• [EXERCISE DIRECTIONS] Could you show each line of the records that contains the word "Controls"?

• [RECORDS FOR PROCESSING]
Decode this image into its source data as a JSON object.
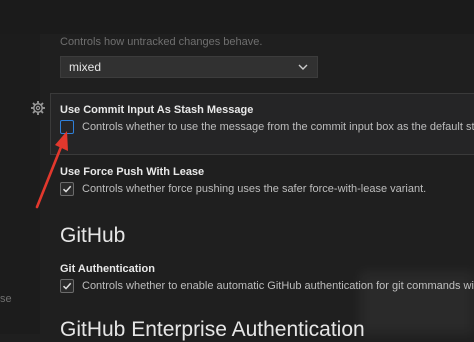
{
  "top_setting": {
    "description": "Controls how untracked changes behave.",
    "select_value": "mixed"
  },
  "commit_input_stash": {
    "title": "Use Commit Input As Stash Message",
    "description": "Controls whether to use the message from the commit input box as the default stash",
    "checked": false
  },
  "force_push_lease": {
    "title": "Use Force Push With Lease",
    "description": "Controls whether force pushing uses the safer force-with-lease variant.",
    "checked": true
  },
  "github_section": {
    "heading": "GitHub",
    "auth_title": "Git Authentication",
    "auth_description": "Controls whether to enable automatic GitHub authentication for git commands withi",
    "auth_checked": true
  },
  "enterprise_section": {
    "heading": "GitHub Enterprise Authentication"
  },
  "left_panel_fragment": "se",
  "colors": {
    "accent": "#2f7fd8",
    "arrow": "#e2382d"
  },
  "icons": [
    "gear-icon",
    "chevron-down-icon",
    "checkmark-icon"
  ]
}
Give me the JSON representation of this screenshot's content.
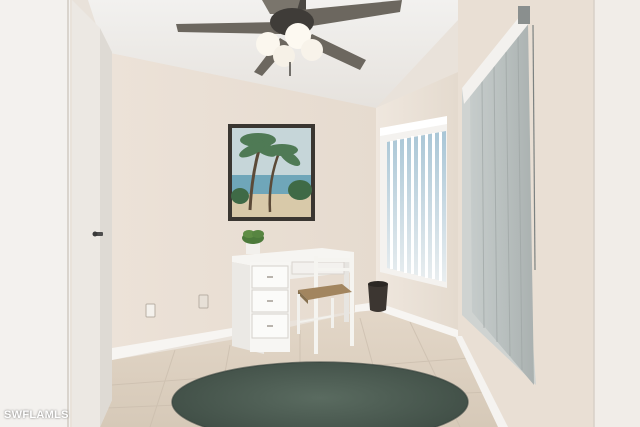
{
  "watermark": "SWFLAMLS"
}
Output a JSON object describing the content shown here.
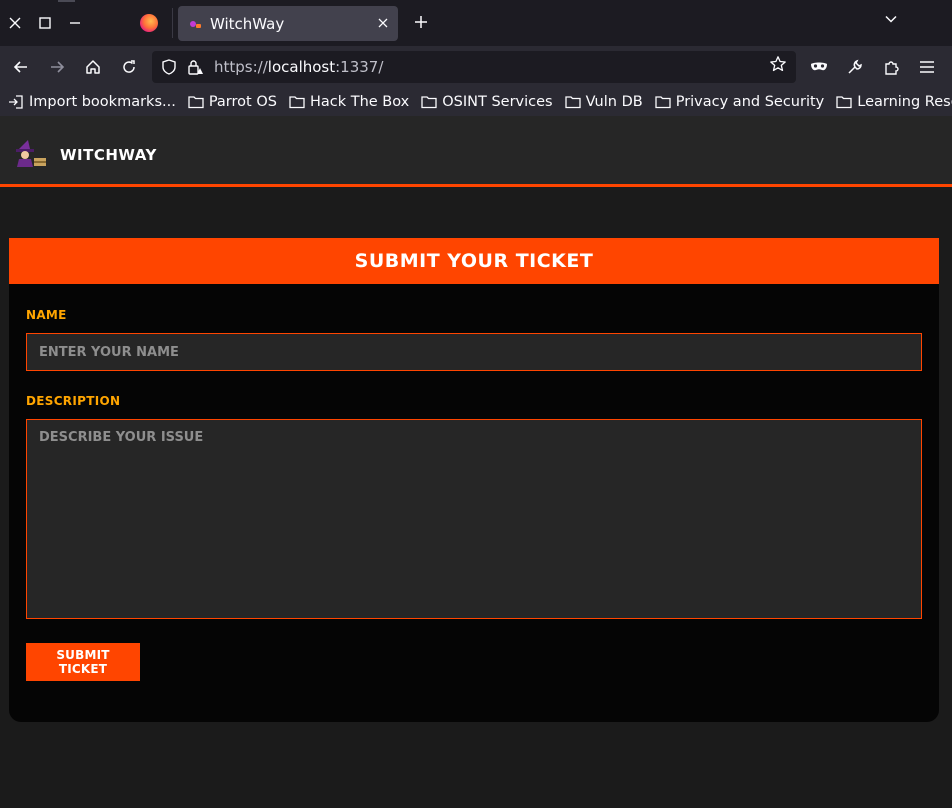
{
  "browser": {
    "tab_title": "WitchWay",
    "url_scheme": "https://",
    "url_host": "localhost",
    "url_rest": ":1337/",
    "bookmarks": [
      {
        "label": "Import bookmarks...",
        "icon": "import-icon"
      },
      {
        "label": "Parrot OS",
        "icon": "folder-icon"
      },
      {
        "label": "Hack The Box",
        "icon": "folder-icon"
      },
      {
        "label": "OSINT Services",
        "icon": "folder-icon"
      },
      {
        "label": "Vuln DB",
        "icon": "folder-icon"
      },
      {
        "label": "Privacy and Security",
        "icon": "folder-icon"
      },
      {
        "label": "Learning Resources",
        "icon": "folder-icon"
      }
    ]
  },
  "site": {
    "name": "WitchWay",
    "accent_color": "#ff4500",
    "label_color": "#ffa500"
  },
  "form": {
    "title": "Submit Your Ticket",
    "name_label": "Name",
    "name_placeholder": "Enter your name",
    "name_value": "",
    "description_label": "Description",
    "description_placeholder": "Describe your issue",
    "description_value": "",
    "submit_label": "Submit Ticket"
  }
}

• [RESULT BELOW]
    "description": "Controls how untracked changes behave.",
    "description": "Controls whether to use the message from the commit input box as the default stash",
    "description": "Controls whether force pushing uses the safer force-with-lease variant.",
    "auth_description": "Controls whether to enable automatic GitHub authentication for git commands withi",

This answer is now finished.